[Task instructions] Scan the listing below for the word "screenshot" and copy every line where it occurs.

[Information shown]
++++++++++++++++++++

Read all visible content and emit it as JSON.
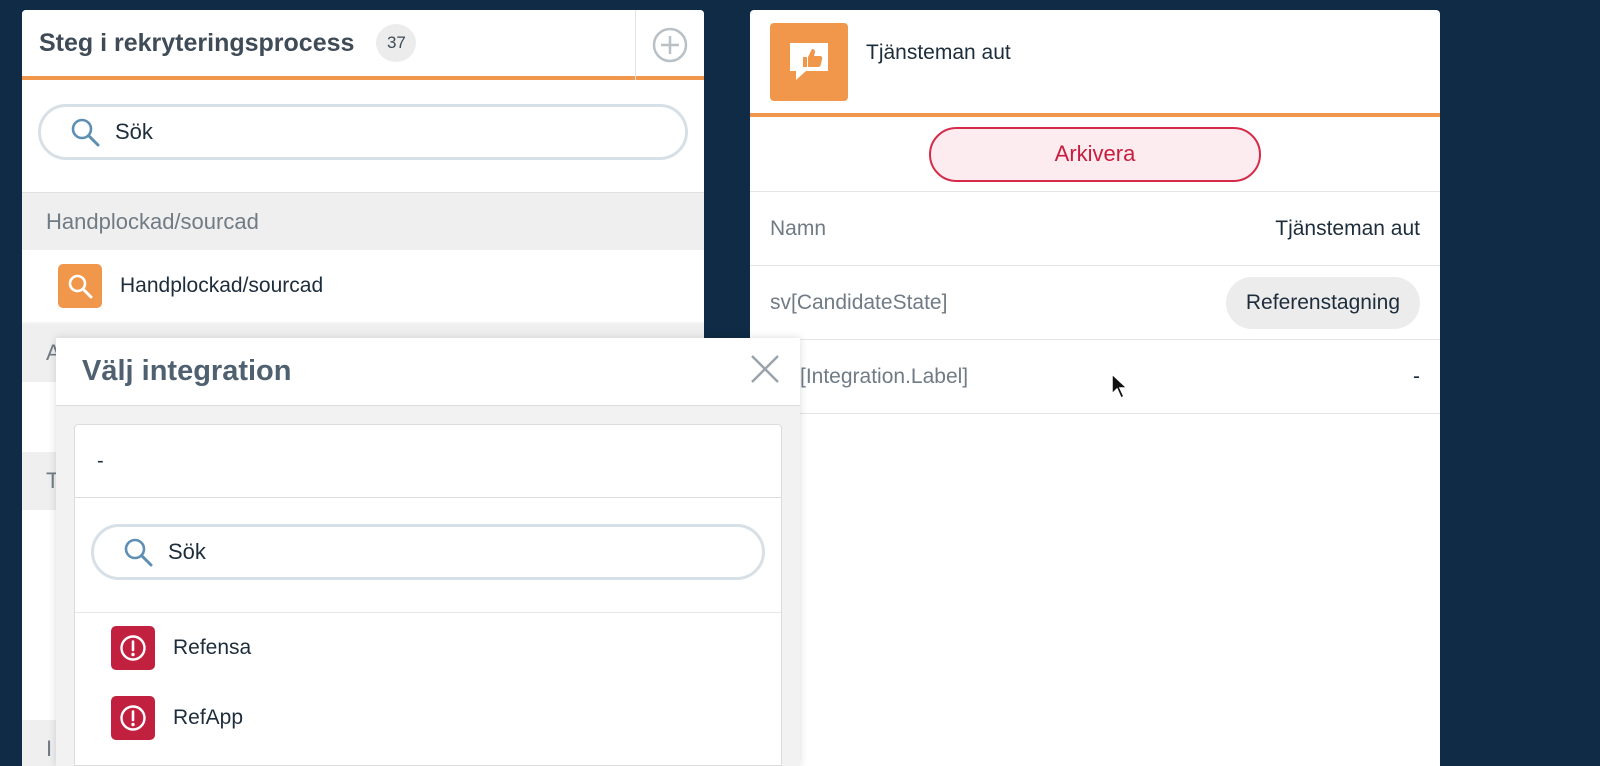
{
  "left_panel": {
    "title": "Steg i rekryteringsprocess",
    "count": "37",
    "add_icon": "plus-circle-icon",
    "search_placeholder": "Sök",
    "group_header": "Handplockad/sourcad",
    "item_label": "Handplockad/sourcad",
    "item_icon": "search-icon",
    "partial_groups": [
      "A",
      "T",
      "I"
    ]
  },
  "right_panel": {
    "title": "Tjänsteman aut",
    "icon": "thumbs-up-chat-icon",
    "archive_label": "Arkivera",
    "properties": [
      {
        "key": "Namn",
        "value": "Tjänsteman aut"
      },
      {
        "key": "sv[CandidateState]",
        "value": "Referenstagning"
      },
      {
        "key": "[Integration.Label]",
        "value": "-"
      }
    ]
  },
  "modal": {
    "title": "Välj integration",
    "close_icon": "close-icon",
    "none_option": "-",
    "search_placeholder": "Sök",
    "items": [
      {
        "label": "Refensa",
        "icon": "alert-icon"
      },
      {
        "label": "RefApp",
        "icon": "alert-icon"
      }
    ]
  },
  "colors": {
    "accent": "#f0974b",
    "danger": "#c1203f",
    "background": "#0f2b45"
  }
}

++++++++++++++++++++

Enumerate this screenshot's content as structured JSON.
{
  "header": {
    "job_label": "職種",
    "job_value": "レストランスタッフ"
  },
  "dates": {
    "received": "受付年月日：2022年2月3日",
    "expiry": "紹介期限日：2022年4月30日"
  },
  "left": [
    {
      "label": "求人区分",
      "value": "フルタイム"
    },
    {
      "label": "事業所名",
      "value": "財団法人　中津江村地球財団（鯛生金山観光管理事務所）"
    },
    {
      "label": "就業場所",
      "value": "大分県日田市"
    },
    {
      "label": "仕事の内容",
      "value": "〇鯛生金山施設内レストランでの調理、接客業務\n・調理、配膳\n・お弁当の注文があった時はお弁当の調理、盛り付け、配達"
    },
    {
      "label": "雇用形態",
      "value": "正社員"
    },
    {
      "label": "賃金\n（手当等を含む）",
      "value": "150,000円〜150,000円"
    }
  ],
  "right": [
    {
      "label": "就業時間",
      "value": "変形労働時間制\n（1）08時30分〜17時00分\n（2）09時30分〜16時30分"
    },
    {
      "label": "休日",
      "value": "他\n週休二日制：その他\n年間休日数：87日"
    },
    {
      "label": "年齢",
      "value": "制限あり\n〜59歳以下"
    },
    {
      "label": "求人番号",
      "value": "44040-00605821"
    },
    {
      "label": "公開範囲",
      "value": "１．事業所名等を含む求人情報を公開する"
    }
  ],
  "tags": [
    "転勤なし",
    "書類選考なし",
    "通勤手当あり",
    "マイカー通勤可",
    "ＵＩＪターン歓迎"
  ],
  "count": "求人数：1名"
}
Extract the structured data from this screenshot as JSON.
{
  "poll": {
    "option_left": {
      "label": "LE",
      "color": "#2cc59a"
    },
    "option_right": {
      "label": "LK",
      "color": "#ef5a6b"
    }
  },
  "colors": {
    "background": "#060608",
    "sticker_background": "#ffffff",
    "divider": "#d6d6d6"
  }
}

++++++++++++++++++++

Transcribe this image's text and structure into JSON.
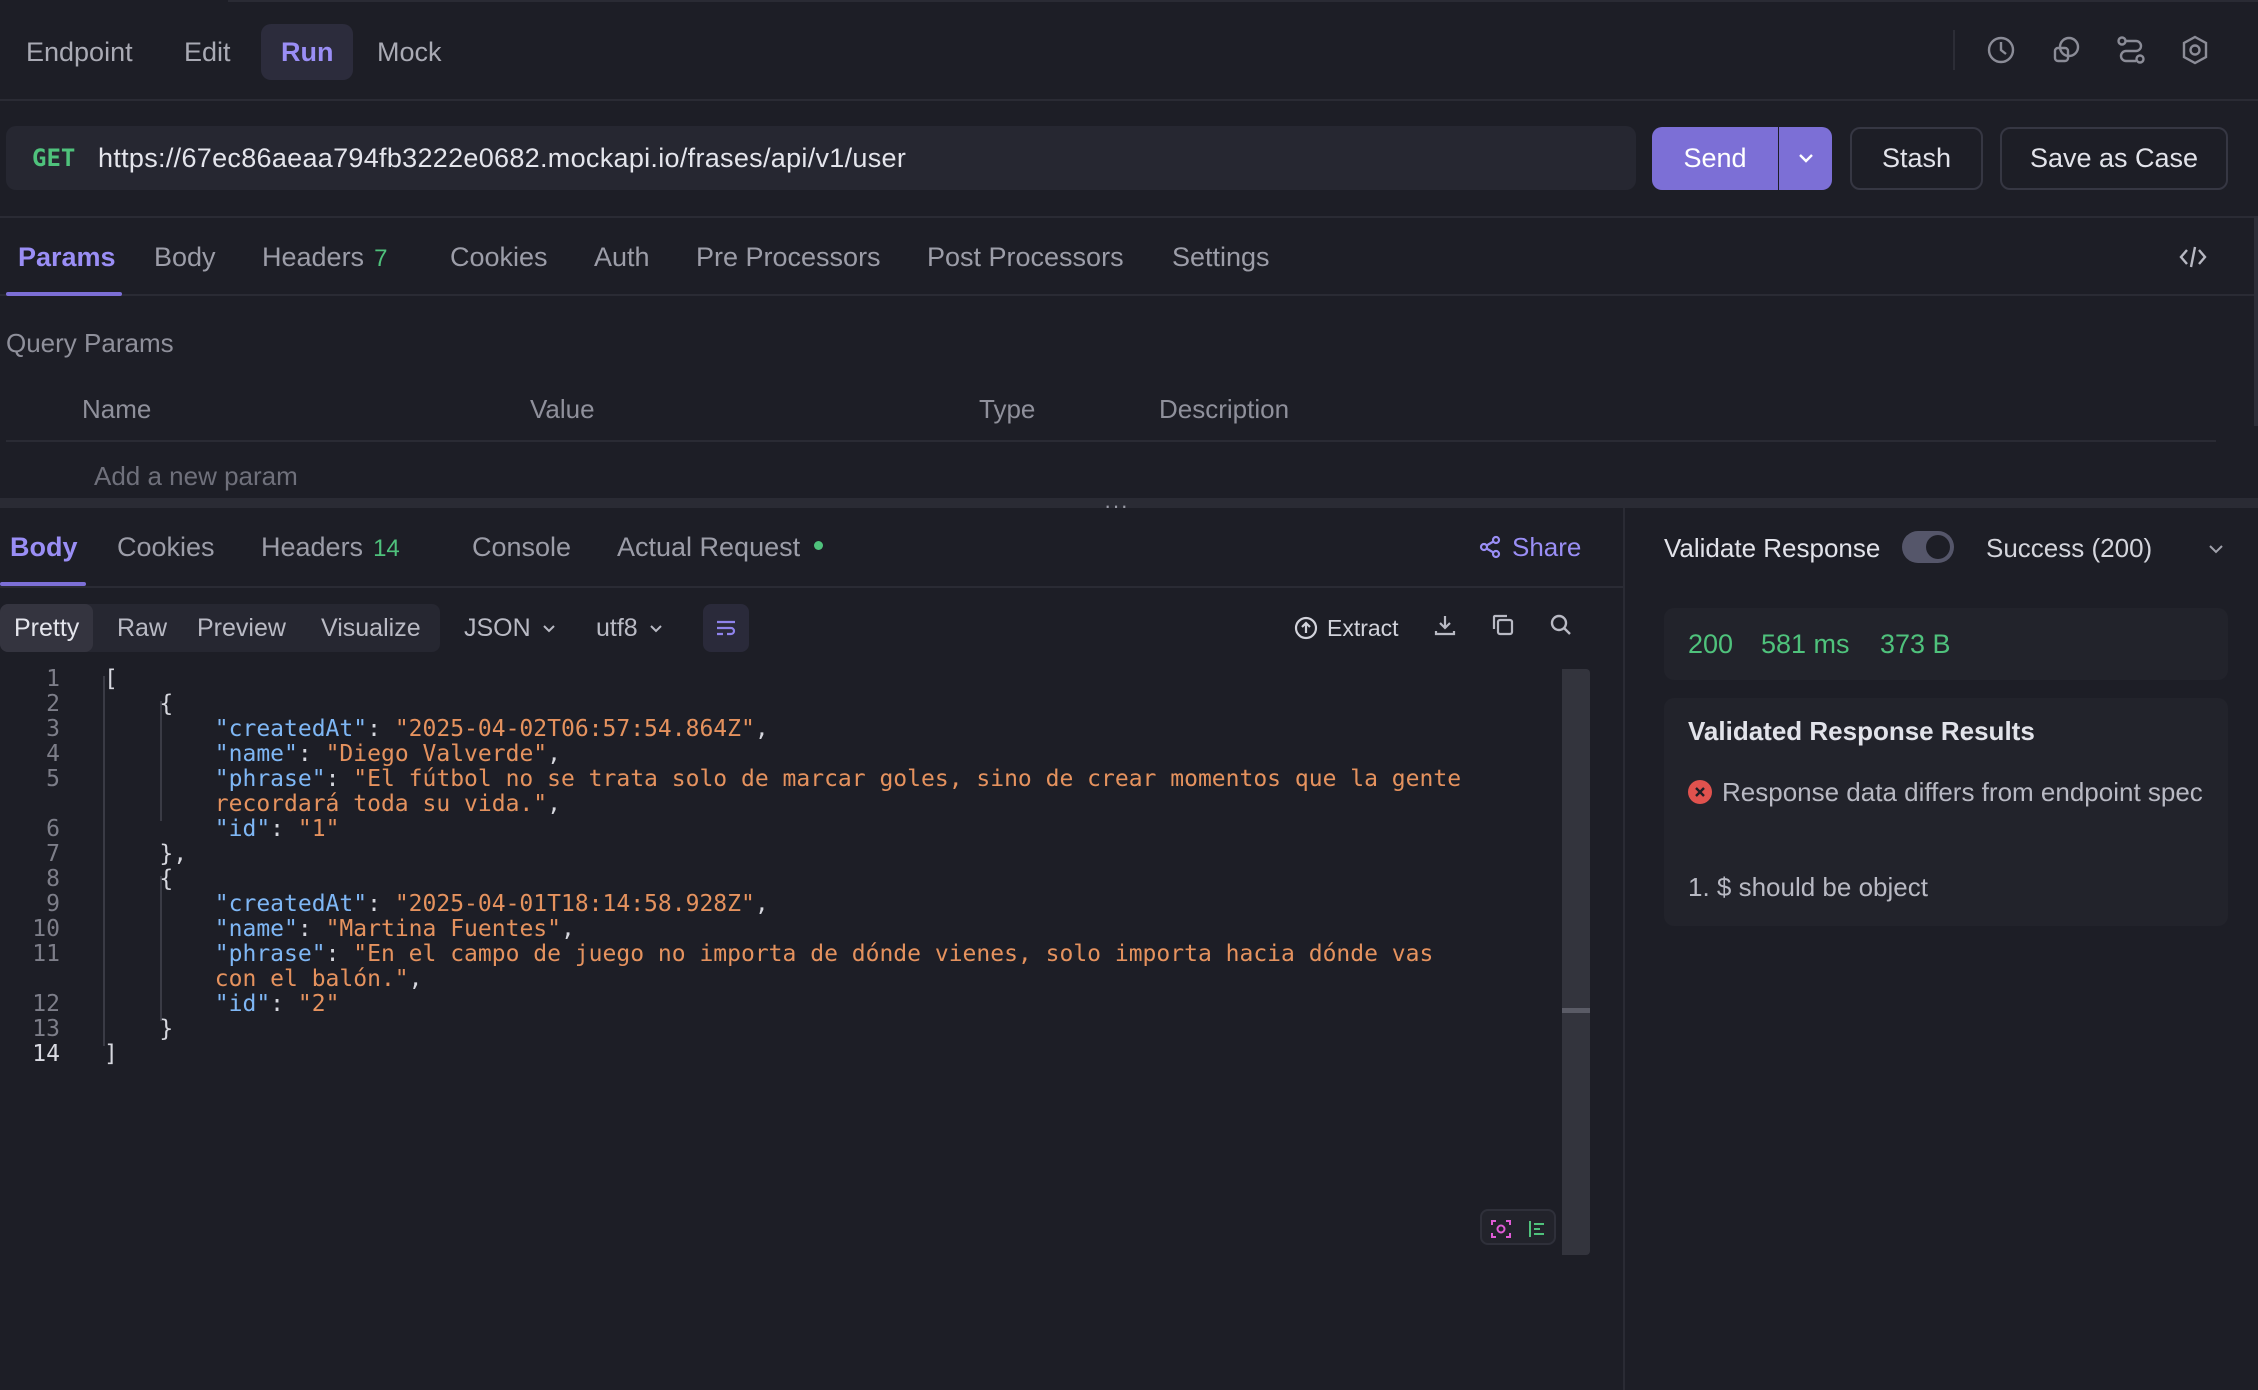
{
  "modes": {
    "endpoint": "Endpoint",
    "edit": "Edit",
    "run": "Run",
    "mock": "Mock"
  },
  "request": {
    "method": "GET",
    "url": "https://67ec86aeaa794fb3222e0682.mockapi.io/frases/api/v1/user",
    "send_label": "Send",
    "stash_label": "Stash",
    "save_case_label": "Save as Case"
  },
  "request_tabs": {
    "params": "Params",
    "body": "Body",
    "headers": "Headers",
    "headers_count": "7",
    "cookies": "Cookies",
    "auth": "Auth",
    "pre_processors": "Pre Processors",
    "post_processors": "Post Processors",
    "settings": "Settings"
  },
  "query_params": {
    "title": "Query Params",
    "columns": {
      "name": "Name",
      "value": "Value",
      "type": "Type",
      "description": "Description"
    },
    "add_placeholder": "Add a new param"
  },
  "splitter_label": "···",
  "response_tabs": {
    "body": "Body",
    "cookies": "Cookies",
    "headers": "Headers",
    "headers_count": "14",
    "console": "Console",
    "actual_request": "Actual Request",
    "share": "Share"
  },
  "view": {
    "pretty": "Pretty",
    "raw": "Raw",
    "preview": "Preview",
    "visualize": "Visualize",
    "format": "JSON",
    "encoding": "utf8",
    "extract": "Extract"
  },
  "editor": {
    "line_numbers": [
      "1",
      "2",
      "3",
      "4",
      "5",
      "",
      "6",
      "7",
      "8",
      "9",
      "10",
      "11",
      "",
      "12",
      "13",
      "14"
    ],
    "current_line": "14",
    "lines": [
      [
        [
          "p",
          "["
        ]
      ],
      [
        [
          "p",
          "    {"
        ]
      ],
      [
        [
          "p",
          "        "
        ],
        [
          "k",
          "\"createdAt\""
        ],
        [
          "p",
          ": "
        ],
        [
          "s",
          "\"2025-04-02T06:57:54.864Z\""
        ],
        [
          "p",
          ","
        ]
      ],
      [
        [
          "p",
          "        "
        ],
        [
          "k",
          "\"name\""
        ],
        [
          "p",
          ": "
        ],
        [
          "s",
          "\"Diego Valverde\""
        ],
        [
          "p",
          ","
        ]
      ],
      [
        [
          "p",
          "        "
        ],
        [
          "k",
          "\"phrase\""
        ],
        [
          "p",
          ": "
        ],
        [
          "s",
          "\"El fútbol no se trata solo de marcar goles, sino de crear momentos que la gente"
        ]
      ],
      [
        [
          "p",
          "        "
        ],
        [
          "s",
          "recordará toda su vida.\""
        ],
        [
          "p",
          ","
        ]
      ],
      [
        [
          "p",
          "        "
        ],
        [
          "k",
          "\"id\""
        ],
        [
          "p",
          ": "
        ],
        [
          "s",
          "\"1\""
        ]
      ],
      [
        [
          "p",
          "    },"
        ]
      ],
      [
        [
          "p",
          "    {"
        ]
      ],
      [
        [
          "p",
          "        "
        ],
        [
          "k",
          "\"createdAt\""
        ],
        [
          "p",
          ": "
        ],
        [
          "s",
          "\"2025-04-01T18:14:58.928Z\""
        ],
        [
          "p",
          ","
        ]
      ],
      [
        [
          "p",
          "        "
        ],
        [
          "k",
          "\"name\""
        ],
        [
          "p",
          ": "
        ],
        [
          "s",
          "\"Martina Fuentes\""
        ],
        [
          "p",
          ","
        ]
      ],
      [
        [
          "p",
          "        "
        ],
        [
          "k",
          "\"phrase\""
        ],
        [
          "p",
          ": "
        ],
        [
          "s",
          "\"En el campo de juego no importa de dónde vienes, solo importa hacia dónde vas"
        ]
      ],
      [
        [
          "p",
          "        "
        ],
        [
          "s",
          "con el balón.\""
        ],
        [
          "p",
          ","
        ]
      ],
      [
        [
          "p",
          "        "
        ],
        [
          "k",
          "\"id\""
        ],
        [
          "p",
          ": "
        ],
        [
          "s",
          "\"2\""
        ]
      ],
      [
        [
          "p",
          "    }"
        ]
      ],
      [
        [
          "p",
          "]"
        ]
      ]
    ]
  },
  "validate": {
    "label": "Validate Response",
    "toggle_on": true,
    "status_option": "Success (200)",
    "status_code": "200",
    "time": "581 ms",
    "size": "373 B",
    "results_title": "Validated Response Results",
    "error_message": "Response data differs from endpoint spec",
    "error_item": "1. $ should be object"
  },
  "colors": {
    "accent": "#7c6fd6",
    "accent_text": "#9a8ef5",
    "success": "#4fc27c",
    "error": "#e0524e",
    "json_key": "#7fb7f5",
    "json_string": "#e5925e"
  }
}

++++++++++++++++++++

[Solution]
Enumerate this screenshot's content as structured JSON.
Extract the structured data from this screenshot as JSON.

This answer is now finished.